The chapter is prefaced by a brief summary of the policy background. People with long-term conditions account for a very high proportion of all health service usage. Yet those services often struggle to provide what is needed. Accurate diagnosis, medicines and treatments matter, but so does an approach that is sensitive to your preferences and your experience of living with your condition; continuity of care and the joining up of different services; being empowered and supported to live a fulfilling life. There are five stories in this chapter. Katie has had type 1 diabetes for around twenty-five years with gradually increasing painful and distressing complications. Tim is in his 30s and has epilepsy which developed during his teenage years. He talks of the stigma attached to the condition. Joanna has various health problems, including Ehlers-Danlos syndrome, which is a rare condition, and which her son also suffers from. Jasmin has lupus which took a long time to be correctly diagnosed. Venetia lives with chronic fatigue syndrome which has significantly affected her quality of life as a young adult. We invite readers to assess how these narratives compare with the four characteristics of patient-centred care that we outlined in Chapter 1. As with the other chapters, we pose questions arising from these stories, to simulate thinking and reflection. We have divided these into questions of immediate or operational concern, and those which are more strategic or policy-related.
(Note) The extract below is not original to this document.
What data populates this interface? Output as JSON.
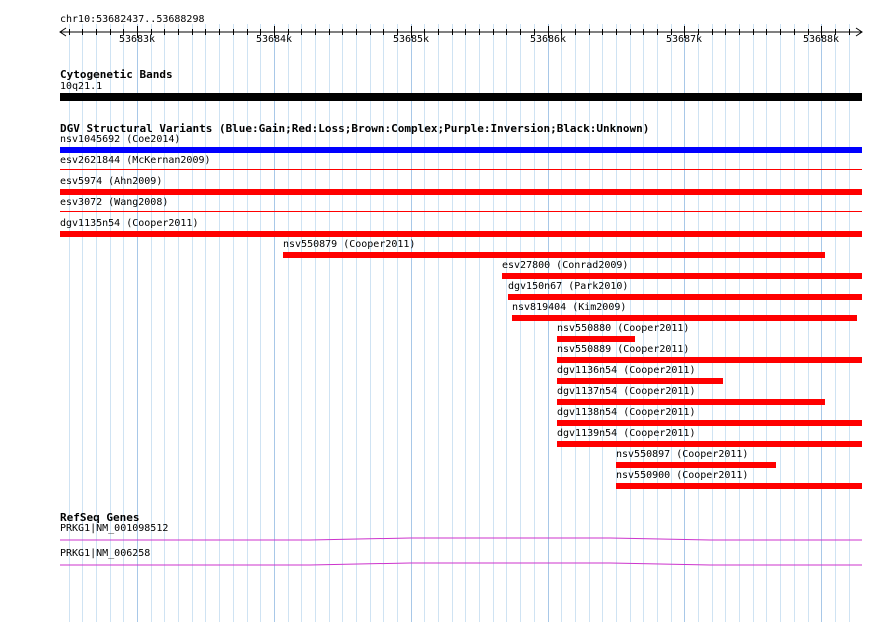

The chapter is prefaced by a brief summary of the policy background. Mental health problems are widespread, at times disabling, yet often hidden. In the UK, nearly half of adults think that they have had a diagnosable mental health condition at some point in their life. Since the 1960s, punitive and stigmatising attitudes have largely given way in most countries to a more community-based, human rights-informed approach. Nevertheless, mental health services in the UK have not had the priority given to physical health. Recent national policy is aimed at boosting provision. This chapter contains five stories. Audrey is a healthcare professional. Hers is a story fragment, describing struggles to get access to the right services for her family member. Stanley arrived in the UK from Zimbabwe and had his first breakdown and diagnosis of bipolar disorder in 1997. Alan has also been living with bipolar disorder for over twenty years and now works as a patient ambassador. Nathan is a teenager with various mental health issues. Finally, Lucy is a retired hospital psychiatrist with lived experience of a severe and enduring mental illness. We invite readers to assess how these narratives compare with the four characteristics of patient-centred care outlined in Chapter 1. As with the other chapters, we pose questions arising from these stories, to simulate thinking and reflection. We have divided these into questions of immediate or operational concern, and those which are more strategic or policy-related.